* [Collected data entries]:

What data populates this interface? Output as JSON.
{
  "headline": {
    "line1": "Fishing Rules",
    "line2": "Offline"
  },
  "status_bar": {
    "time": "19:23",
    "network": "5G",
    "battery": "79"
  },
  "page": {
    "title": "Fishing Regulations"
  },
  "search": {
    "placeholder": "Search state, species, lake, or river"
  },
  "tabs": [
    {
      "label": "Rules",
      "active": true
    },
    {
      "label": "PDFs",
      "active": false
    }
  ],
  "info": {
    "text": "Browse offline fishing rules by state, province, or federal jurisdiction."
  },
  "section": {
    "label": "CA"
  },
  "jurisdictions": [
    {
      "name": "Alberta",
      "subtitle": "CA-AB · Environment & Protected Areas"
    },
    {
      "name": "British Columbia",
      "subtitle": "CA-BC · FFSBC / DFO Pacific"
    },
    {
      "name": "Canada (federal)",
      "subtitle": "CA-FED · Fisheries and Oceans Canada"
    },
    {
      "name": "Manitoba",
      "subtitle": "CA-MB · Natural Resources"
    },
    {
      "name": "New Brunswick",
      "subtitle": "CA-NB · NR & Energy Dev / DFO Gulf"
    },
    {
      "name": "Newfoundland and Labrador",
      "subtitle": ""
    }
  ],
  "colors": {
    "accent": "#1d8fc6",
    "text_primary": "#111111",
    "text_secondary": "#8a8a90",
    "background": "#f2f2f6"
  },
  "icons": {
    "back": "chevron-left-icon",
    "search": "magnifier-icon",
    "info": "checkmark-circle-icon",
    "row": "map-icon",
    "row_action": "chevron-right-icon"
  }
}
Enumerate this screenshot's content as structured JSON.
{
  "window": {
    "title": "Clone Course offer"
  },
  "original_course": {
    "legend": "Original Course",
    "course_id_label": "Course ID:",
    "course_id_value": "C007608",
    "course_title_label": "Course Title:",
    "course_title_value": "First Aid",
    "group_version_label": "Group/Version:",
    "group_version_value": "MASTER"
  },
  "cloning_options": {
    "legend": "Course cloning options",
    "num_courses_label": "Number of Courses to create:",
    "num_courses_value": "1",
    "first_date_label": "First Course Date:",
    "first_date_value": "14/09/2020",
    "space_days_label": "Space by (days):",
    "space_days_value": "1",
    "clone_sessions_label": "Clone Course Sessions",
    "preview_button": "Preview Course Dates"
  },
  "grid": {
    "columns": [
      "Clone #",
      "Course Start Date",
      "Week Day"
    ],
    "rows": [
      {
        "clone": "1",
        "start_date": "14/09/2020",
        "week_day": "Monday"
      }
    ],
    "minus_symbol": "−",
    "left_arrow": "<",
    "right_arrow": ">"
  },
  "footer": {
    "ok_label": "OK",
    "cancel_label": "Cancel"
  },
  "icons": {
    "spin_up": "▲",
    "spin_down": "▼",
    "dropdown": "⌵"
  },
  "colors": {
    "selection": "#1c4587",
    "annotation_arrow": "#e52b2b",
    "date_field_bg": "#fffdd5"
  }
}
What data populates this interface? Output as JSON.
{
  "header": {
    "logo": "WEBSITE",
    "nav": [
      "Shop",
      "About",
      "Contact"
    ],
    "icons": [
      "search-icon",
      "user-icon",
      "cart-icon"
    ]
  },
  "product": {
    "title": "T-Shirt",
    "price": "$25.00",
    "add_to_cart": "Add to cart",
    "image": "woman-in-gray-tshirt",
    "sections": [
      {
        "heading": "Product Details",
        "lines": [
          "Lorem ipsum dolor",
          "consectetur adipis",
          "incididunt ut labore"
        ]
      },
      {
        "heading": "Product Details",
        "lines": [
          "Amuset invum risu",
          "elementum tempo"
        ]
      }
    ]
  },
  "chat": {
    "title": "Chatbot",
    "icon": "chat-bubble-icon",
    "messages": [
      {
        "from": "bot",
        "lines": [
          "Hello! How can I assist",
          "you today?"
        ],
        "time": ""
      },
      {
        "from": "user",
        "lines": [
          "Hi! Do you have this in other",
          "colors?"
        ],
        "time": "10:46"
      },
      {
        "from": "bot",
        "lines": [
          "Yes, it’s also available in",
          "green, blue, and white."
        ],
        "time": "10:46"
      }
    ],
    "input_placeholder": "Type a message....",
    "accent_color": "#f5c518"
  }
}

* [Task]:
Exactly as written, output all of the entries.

* [Reply]:
What data populates this interface? Output as JSON.
{
  "headline": {
    "line1": "Fishing Rules",
    "line2": "Offline"
  },
  "status_bar": {
    "time": "19:23",
    "network": "5G",
    "battery": "79"
  },
  "page": {
    "title": "Fishing Regulations"
  },
  "search": {
    "placeholder": "Search state, species, lake, or river"
  },
  "tabs": [
    {
      "label": "Rules",
      "active": true
    },
    {
      "label": "PDFs",
      "active": false
    }
  ],
  "info": {
    "text": "Browse offline fishing rules by state, province, or federal jurisdiction."
  },
  "section": {
    "label": "CA"
  },
  "jurisdictions": [
    {
      "name": "Alberta",
      "subtitle": "CA-AB · Environment & Protected Areas"
    },
    {
      "name": "British Columbia",
      "subtitle": "CA-BC · FFSBC / DFO Pacific"
    },
    {
      "name": "Canada (federal)",
      "subtitle": "CA-FED · Fisheries and Oceans Canada"
    },
    {
      "name": "Manitoba",
      "subtitle": "CA-MB · Natural Resources"
    },
    {
      "name": "New Brunswick",
      "subtitle": "CA-NB · NR & Energy Dev / DFO Gulf"
    },
    {
      "name": "Newfoundland and Labrador",
      "subtitle": ""
    }
  ],
  "colors": {
    "accent": "#1d8fc6",
    "text_primary": "#111111",
    "text_secondary": "#8a8a90",
    "background": "#f2f2f6"
  },
  "icons": {
    "back": "chevron-left-icon",
    "search": "magnifier-icon",
    "info": "checkmark-circle-icon",
    "row": "map-icon",
    "row_action": "chevron-right-icon"
  }
}
Enumerate this screenshot's content as structured JSON.
{
  "window": {
    "title": "Clone Course offer"
  },
  "original_course": {
    "legend": "Original Course",
    "course_id_label": "Course ID:",
    "course_id_value": "C007608",
    "course_title_label": "Course Title:",
    "course_title_value": "First Aid",
    "group_version_label": "Group/Version:",
    "group_version_value": "MASTER"
  },
  "cloning_options": {
    "legend": "Course cloning options",
    "num_courses_label": "Number of Courses to create:",
    "num_courses_value": "1",
    "first_date_label": "First Course Date:",
    "first_date_value": "14/09/2020",
    "space_days_label": "Space by (days):",
    "space_days_value": "1",
    "clone_sessions_label": "Clone Course Sessions",
    "preview_button": "Preview Course Dates"
  },
  "grid": {
    "columns": [
      "Clone #",
      "Course Start Date",
      "Week Day"
    ],
    "rows": [
      {
        "clone": "1",
        "start_date": "14/09/2020",
        "week_day": "Monday"
      }
    ],
    "minus_symbol": "−",
    "left_arrow": "<",
    "right_arrow": ">"
  },
  "footer": {
    "ok_label": "OK",
    "cancel_label": "Cancel"
  },
  "icons": {
    "spin_up": "▲",
    "spin_down": "▼",
    "dropdown": "⌵"
  },
  "colors": {
    "selection": "#1c4587",
    "annotation_arrow": "#e52b2b",
    "date_field_bg": "#fffdd5"
  }
}
What data populates this interface? Output as JSON.
{
  "header": {
    "logo": "WEBSITE",
    "nav": [
      "Shop",
      "About",
      "Contact"
    ],
    "icons": [
      "search-icon",
      "user-icon",
      "cart-icon"
    ]
  },
  "product": {
    "title": "T-Shirt",
    "price": "$25.00",
    "add_to_cart": "Add to cart",
    "image": "woman-in-gray-tshirt",
    "sections": [
      {
        "heading": "Product Details",
        "lines": [
          "Lorem ipsum dolor",
          "consectetur adipis",
          "incididunt ut labore"
        ]
      },
      {
        "heading": "Product Details",
        "lines": [
          "Amuset invum risu",
          "elementum tempo"
        ]
      }
    ]
  },
  "chat": {
    "title": "Chatbot",
    "icon": "chat-bubble-icon",
    "messages": [
      {
        "from": "bot",
        "lines": [
          "Hello! How can I assist",
          "you today?"
        ],
        "time": ""
      },
      {
        "from": "user",
        "lines": [
          "Hi! Do you have this in other",
          "colors?"
        ],
        "time": "10:46"
      },
      {
        "from": "bot",
        "lines": [
          "Yes, it’s also available in",
          "green, blue, and white."
        ],
        "time": "10:46"
      }
    ],
    "input_placeholder": "Type a message....",
    "accent_color": "#f5c518"
  }
}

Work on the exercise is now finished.